Outsourcing of IT work is a traditional area of concern of staff unions and they have already shown interest in bringing their concerns into the collective bargaining process at other universities. Also at other Canadian institutions, faculty associations have brought protection of private data cloud computing concerns to negotiations. In our assessment of any cloud solution we must be cognizant of any potential labour issues.
Protection of intellectual property in the cloud is hampered by widely disparate legislation in countries where cloud vendors host systems. Research that is deemed acceptable in Canada is not always considered acceptable in other jurisdictions. Information hosted in other countries could, indirectly, place researchers at personal risk outside Canada’s borders.
Network performance across the Internet is outside the control of the University. Any cloud computing business cases must consider what happens if Internet connectivity is degraded or lost entirely. Furthermore, increased Internet network bandwidth is required to support the larger data transfer required by strategic cloud services and the costs associated with this may be significant.
Despite claims of superior security capabilities by vendors, their assertions cannot be applied to the network connectivity between the University and Internet service providers, leaving a weak link in the cloud security model.
Future service cost concerns
Outsourcing services to the cloud is much easier than repatriating these services back in-house. Currently, cloud service providers are offering attractive financial incentives for organizations to move their IT services to the cloud—in some cases services are offered free of charge. Once IT services have been migrated to the cloud, organizations will be in a relatively weak negotiation position should service providers decide to increase the cost of their services.
Operating versus capital budget focus
A factor often overlooked is that external cloud computing services will move the University’s cost base from a capital intensive position to one that is heavily operational cost based. This significant change requires assessment from a funding perspective and the potential impact on the financial structure of the institution. Although most private sector businesses welcome a move to operational expenditures, much of the University’s funding for information systems is capital based. Outsourcing information systems services to cloud computing services will demand a shift from capital budget to operating budget funding.
These risks, like cloud computing itself, are still evolving and maturing. Adopting externally-based cloud computing requires careful consideration of these risks, weighed along with the true total cost of ownership of the solution.
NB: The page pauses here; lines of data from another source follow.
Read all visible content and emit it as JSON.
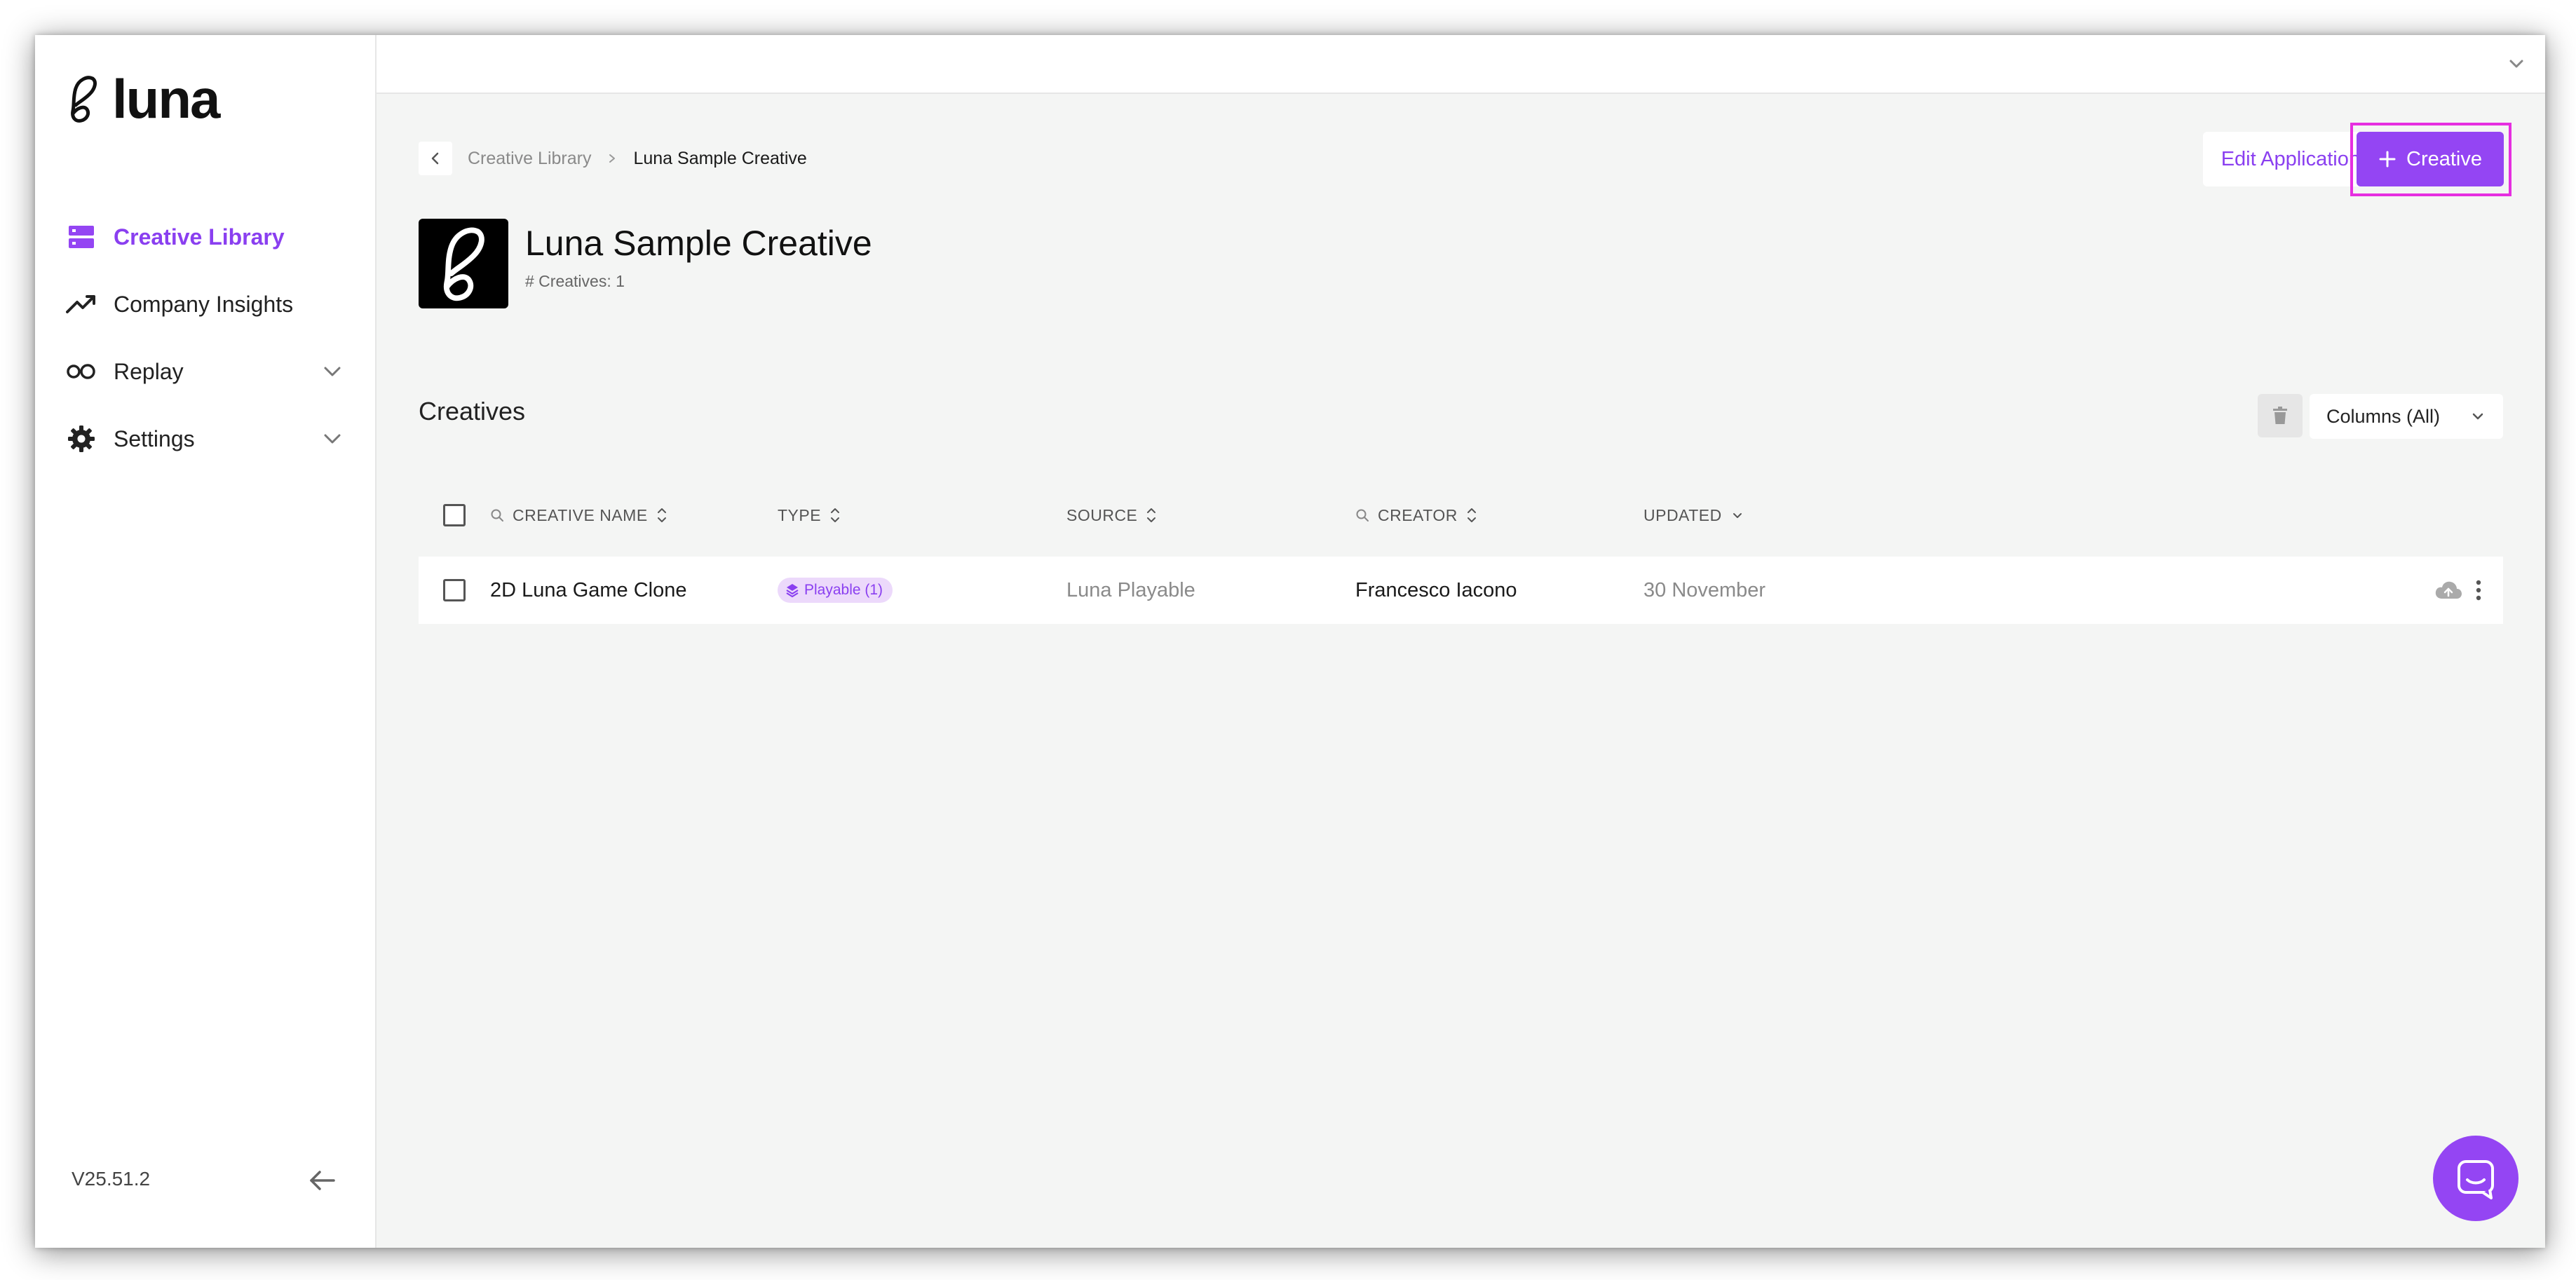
{
  "brand": {
    "name": "luna",
    "accent": "#9445f3"
  },
  "sidebar": {
    "items": [
      {
        "label": "Creative Library",
        "icon": "database-icon",
        "active": true
      },
      {
        "label": "Company Insights",
        "icon": "trending-up-icon",
        "active": false
      },
      {
        "label": "Replay",
        "icon": "infinity-icon",
        "expandable": true
      },
      {
        "label": "Settings",
        "icon": "gear-icon",
        "expandable": true
      }
    ],
    "version": "V25.51.2"
  },
  "breadcrumb": {
    "parent": "Creative Library",
    "current": "Luna Sample Creative"
  },
  "actions": {
    "edit_application": "Edit Application",
    "add_creative": "Creative"
  },
  "app": {
    "title": "Luna Sample Creative",
    "subtitle": "# Creatives: 1"
  },
  "section": {
    "title": "Creatives",
    "columns_select": "Columns (All)"
  },
  "table": {
    "headers": {
      "name": "CREATIVE NAME",
      "type": "TYPE",
      "source": "SOURCE",
      "creator": "CREATOR",
      "updated": "UPDATED"
    },
    "rows": [
      {
        "name": "2D Luna Game Clone",
        "type": "Playable (1)",
        "source": "Luna Playable",
        "creator": "Francesco Iacono",
        "updated": "30 November"
      }
    ]
  }
}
Once all these costs and risks are assessed, an exit strategy must be developed. The reality of cloud computing is that any outsourcing decision needs to be revisited regularly just as any other information systems decision needs to be revisited as the business needs change. There needs to be a clear exit strategy if the cloud service no longer meets the business needs, environmental factors (e.g. laws) change, the service is acquired by a foreign company, or the cloud service provider goes out of business. The costs associated with implementation of a back-out strategy might also be significant.
Next section: Cloud Computing Strategies